    The baked mussels were a triumph, beautiful flavour, which had guests fighting over them and the liquor left in the dish, The crepes were equally well received and all eaten. The turkey was, in my opinion, a bit disappointing. Not sure if it was my fault or the turkey's fault but despite the Fanny treatment it was rather dry. Petit Pois a la Francais were stunning - I deliberately used fresh peas instead of frozen. Fanny discards the lettuce at the end but a the authentic recipe would shred the cooked lettuce and stir it back into the peas so I did this and there were none left. The bread sauce recipe is the BEST I HAVE EVER TASTED and EVERYONE agreed on that point. I spent a long time on the trifle - I solved the problem of the chocolate and I found a local shop that sells Angelica! All in all I was really pleased with it ALL.

    ReplyDelete
    Replies
    1. Thanks so much for letting me know -I'm glad it all (mostly) went well - shame about the Turkey! Did you take any photos? How did you solve the chocolate issues by the way? Was it something Fanny had said wrongly or not explained well? It all sounds like so much fun, and Angelica too!

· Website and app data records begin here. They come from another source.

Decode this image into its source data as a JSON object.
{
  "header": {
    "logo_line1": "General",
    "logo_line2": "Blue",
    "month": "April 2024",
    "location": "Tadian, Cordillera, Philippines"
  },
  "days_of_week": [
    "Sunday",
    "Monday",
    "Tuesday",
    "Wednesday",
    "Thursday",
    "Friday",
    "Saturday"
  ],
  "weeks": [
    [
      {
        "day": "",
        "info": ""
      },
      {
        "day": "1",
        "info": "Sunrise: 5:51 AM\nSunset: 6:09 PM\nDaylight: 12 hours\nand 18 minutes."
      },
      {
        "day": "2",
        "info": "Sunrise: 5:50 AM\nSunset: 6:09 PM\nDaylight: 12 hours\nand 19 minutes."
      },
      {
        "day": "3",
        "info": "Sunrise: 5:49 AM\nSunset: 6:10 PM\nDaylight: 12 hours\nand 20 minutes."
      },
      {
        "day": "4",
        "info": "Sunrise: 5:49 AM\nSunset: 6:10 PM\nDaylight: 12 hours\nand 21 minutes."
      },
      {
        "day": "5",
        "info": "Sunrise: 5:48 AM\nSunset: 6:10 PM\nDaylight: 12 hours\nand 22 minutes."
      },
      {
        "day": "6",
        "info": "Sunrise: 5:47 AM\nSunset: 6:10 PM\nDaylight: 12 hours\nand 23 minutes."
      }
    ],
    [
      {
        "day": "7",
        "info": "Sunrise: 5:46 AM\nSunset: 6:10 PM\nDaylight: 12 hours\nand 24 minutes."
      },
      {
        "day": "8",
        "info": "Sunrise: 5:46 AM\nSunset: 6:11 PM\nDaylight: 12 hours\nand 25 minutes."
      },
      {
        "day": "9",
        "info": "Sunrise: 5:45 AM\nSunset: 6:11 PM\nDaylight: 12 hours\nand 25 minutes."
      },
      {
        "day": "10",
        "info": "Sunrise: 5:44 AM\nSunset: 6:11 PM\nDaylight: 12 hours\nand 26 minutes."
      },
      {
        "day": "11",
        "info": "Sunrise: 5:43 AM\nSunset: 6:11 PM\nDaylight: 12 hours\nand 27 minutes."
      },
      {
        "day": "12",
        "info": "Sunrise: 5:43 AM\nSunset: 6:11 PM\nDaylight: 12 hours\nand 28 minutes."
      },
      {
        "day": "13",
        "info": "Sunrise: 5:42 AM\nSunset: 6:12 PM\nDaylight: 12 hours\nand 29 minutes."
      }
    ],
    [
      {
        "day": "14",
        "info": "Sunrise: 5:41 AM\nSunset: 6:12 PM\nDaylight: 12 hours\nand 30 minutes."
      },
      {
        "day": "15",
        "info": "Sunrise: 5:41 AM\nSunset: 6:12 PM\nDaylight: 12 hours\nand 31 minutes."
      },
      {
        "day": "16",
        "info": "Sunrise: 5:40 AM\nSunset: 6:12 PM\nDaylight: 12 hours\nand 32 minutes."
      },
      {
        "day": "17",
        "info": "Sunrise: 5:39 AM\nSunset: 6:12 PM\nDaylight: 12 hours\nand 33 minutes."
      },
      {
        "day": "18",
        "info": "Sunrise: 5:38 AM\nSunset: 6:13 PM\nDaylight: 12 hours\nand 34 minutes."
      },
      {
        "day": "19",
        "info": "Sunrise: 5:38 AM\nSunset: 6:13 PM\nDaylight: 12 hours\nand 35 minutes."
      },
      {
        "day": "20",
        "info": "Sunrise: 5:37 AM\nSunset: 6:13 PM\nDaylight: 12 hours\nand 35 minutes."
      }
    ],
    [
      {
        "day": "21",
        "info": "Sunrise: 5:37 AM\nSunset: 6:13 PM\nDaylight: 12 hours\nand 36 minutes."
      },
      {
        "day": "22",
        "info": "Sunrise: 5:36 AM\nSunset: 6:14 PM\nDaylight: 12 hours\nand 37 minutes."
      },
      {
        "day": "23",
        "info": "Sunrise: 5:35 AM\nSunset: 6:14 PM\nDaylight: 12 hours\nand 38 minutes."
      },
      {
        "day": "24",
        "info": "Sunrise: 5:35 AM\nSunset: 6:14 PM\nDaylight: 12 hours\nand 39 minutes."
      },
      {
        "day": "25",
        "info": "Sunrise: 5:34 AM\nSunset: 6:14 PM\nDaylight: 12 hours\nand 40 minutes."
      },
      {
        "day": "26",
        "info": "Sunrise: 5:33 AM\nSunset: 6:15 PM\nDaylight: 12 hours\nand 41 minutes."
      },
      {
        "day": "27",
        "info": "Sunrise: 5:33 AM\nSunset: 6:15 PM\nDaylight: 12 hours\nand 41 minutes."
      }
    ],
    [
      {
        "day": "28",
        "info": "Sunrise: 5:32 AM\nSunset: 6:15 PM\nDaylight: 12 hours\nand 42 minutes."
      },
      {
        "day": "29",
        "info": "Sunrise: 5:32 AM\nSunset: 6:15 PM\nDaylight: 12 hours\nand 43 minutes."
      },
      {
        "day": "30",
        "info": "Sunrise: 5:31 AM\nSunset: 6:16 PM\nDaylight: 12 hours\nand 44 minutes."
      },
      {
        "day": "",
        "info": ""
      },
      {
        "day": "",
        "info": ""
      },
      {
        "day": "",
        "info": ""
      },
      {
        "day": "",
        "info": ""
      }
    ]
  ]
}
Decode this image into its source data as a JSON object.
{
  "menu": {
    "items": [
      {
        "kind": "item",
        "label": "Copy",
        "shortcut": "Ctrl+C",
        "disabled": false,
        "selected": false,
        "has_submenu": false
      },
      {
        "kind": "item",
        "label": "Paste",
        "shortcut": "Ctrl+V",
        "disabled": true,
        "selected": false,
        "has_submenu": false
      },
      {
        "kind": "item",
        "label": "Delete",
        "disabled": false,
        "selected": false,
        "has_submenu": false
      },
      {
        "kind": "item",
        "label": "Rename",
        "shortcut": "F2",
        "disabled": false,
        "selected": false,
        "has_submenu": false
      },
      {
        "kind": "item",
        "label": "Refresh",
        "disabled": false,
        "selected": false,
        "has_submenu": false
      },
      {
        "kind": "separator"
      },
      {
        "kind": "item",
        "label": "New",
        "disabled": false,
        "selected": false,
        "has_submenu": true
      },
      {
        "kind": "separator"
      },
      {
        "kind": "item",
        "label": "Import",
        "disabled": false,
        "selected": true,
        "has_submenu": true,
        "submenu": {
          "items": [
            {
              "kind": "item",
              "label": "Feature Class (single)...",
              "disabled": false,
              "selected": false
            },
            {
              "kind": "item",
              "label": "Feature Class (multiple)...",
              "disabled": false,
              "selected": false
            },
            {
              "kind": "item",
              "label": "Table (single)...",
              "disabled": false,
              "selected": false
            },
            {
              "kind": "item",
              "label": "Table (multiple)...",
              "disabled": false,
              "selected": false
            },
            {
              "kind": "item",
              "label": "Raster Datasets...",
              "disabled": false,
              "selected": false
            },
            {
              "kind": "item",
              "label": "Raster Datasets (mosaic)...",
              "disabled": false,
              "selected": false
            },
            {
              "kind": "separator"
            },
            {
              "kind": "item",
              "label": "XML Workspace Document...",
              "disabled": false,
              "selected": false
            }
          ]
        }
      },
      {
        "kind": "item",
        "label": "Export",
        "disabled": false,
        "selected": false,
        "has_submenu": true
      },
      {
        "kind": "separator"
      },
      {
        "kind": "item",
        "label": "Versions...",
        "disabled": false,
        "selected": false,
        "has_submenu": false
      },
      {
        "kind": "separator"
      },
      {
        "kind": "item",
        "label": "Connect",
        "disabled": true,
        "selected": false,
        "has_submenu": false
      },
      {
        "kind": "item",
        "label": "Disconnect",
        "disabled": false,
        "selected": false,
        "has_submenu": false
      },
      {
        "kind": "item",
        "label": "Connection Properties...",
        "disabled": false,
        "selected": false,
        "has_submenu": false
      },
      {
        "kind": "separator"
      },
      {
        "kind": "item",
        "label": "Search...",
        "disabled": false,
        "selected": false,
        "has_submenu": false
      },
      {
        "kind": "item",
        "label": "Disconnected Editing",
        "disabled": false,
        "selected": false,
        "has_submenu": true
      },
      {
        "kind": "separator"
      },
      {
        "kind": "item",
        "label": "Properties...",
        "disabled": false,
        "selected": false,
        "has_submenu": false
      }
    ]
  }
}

      Delete
  20. I do have a few pictures, unfortunately not of ALL the dishes but the canapes, trifle and duchesse pots as well as the table before it was trashed by the guests! I did a lot of research about the chocolate and we are very lucky in Swindon to have a fabulous shop called Sugar Celebrations which is filled with experts in all things to do with cake making, decorating, filling etc etc - they sold me the Angelica. I spoke to them about the problems I had encountered and they gave me some great tips however, I found something online and followed that:

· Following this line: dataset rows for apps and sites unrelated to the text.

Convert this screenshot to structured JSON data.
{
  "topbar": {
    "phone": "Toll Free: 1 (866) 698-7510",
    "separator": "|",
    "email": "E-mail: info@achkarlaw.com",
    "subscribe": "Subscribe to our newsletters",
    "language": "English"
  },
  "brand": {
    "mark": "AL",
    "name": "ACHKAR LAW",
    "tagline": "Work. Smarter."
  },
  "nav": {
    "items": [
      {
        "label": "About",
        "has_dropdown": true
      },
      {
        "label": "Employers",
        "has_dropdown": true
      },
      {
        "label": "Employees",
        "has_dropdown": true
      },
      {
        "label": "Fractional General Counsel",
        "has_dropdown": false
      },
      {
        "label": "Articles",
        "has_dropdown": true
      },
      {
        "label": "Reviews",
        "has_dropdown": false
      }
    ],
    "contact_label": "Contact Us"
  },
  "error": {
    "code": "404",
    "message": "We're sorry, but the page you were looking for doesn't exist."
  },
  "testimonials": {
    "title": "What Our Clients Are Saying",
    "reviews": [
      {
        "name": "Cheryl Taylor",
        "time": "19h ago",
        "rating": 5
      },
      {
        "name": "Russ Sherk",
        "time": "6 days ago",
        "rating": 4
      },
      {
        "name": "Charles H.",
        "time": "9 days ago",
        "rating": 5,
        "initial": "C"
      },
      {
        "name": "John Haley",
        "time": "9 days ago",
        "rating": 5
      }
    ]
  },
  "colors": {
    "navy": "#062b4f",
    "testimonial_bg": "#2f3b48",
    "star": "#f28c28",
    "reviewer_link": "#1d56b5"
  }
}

    I weighed out 6oz of chocolate - I deliberately chose mainly bitter chocolate but only had 4oz so made it up with scraps of chocolate I found in the cupboard. Great way to use up odds and ends!. I broke them down in to small pieces, put them in a glass bowl then measured out almost a cup of whipping cream and a quarter cup of golden syrup. I heated these in a pan until they were almost at boiling point then poured it over the chocolate and left it to stand for about 15 mins, without stirring it. By the time I came to stir it, the chocolate had melted - slowly, and the heat had dropped considerably. It mixed beautifully, didn't seize, was glossy and smooth.I was still convinced it would set but the following morning I gingerly checked and sure enough, it was liquid. Having wasted so much chocolate following Fanny's method I will stick with the one outlined above. If I was to follow Fanny's process I would simply heat the sugar syrup to boiling point and pour over the chocolate instead of adding cold syrup to hot chocolate, which is what she did in the TV show.

    ReplyDelete
    Replies
    1. I wonder if chocolate recipes and ingredients have changed since Fanny's times meaning a change in how they react... Glad you got a recipe that works!

      Delete
  21. I have some photos of dishes I have prepared in various stages if you would like to post them on your website, I would be more than happy to send them to you.

    ReplyDelete
    Replies
    1. I'd love to see them - you can email me keepcalmandfannyon at gmail dot com :-)

      Delete